ANAHEIM, Calif. -- It's best of three, folks.
The Devils had every chance to put this series out of reach in Games 3 and 4, but two quick-and-clean overtime wins have given the Ducks all the momentum and given the Devils a serious death threat. "We missed a great opportunity to get a hold of this series," Martin Brodeur said on the morning of Game 4. "We have another opportunity now, and we can't miss it." Well, they did miss it. And you get the feeling this would not have happened to the Devils of years past. That's because even though Jersey has the talent to win the Cup, there is one ingredient missing.
Where's the outrage? Where's the nastiness? Remember the saying, "Well, by Game 4 these two teams really get to hating each other"? Remember when players in the Stanley Cup finals had their faces mangled from two months' worth of assault and battery? By this unofficial count, the only blood drawn so far in this series was when Pascal Rheaume took a stick to the nose. And that didn't exactly get anybody's ire up. Now Rheaume's small scar is the only visible cut anywhere on the ice. "No serious cuts," said an Anaheim staffer after Game 4. "Basically it's, 'Put a Band-Aid on it.'" Of course no one wants dirty play, and no one wants to encourage violence, but ... can the Devils get a little violent here?
Let's take a look at the Ducks' top offensive players: Paul Kariya, Petr Sykora, Adam Oates. Are any of these guys more than six feet tall? Over 210 pounds? They are all superb and exciting, but they are all similar. And they are all getting away with playing a pass-and-skate game because there is no one standing in the way. Both Ruslan Salei and Steve Thomas had good, open looks for their game-winners. "We decided as a team to turn up our games," Thomas said after Game 4. Since when is that decision a unilateral one? What happened to punishing players for their scoring opportunities? Where's the fear factor? Asked if he would describe these games as particularly physical or rugged, Jason Krog shrugged and said, "No worse than any other series." And this is the Stanley Cup finals.

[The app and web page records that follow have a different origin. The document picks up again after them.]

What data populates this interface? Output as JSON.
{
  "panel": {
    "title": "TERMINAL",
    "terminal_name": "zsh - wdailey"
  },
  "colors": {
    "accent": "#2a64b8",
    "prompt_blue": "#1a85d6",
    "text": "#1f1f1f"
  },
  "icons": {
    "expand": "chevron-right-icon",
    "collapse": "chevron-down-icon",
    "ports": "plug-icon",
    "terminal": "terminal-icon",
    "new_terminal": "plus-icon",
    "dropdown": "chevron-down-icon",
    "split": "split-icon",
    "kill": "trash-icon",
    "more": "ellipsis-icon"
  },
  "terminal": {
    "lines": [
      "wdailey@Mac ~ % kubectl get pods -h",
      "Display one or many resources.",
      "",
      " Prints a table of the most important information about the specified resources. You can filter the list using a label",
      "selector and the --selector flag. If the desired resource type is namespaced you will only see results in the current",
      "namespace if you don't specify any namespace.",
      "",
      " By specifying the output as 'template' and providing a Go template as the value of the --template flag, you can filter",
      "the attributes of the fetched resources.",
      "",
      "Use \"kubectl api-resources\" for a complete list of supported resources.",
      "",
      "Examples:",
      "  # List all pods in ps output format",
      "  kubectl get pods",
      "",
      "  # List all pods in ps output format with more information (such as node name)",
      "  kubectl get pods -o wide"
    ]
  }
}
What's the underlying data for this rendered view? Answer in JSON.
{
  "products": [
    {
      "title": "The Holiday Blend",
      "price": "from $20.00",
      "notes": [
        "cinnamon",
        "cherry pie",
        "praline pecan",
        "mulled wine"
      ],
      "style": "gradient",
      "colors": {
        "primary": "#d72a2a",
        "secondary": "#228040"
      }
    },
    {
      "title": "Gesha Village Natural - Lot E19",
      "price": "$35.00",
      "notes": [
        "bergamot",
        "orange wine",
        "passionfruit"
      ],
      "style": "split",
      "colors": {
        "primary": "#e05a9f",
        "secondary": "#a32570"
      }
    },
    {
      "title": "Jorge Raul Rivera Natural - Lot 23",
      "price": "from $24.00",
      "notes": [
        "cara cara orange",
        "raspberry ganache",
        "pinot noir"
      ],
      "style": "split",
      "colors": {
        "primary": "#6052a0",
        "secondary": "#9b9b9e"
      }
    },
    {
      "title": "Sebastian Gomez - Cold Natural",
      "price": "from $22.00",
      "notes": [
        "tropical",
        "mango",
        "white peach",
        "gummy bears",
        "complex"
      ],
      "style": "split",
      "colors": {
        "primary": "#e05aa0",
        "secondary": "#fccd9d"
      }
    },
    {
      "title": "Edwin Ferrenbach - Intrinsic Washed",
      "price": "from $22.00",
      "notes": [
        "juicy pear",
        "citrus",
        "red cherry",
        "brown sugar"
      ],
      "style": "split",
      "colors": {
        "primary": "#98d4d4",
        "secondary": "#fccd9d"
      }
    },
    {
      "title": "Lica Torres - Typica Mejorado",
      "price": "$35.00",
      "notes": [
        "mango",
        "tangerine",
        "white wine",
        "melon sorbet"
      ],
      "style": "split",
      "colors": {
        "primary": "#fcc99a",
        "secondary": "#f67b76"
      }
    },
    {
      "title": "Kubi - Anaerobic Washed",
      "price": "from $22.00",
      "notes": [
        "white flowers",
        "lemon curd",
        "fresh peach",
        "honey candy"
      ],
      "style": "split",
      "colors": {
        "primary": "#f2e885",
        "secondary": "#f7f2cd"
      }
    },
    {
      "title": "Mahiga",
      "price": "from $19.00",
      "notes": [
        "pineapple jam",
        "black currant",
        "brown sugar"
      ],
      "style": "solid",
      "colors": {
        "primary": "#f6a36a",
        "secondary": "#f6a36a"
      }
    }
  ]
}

The Devils let the player they needed walk away. And surely a couple of hearts leapt back in the Garden State when No. 16 took the ice Monday night for the road team. Alas no, that wasn't Bobby Holik out there for the Devils. It was Michael Rupp. New Jersey GM Lou Lamoriello let Holik go over the offseason because of money, but it seems this is the type of series in which a guy like Holik (or Claude Lemieux or Jason Arnott) could make an enormous difference.
What we have in the Ducks is a patient, system-oriented team. They wait for mistakes, even if those mistakes don't come in the first 60 minutes. In short, they don't take chances. It's basically overtime all the time for Anaheim, and they're quite comfortable that way. In the Anaheim locker room after regulation, the Ducks had to be licking their chops. Coach Mike Babcock -- who, by the way, might be the most intimidating guy on their bench -- actually told Thomas before OT that "this is your time." But was anyone in the other room glaring or screaming for blood? Doubtful. And just like in Game 3, the Devils came out for the extra session with a thud -- a complete breakdown. Now someone is going to have to get a little chippy if the Devils are going to avoid another loss and an elimination game back in Anaheim on Saturday.
And what better way to wreck a system than by rattling it a little? If any little distraction can cost a game or a series, why not introduce a little harshness into the equation? The answer, of course, is that a penalty -- or even stepping out of position to make a big hit -- could mean Armaggedon. (And those called in Game 4 were as weak as a final-round Survivor contestant.) But the Ducks haven't scared anyone with their power play since Teemu Selanne left town. Also, a guy like Holik has ways of getting his message across without winding up in the box.
And think of the potential upside of having a Holik or a Lemieux or an Arnott out there against Kariya or Sykora or Thomas. The Ducks have no serious power forwards to retaliate. So one big hit will have quite a few heads turning when it's time to race into the corner for a loose puck.
But instead it will have to be John Madden or Jeff Friesen. Stevens is his team's heart and soul -- a near-flawless player -- but he's not a forward and he can't forecheck. Burns has complained about his lack of faceoff experts, but it's another kind of expert he really needs. Because if every remaining game plays like the last two, the Ducks have the Devils right where they want them.
"It was a real patient game," said Babcock after Game 4. "It was like chess."
Like chess. Ducks gotta love that. And now it's time for someone over in the Devils locker room to chuck the board and scatter all the pieces.
Eric Adelson is a staff writer for ESPN The Magazine. E-mail him at firstname.lastname@example.org.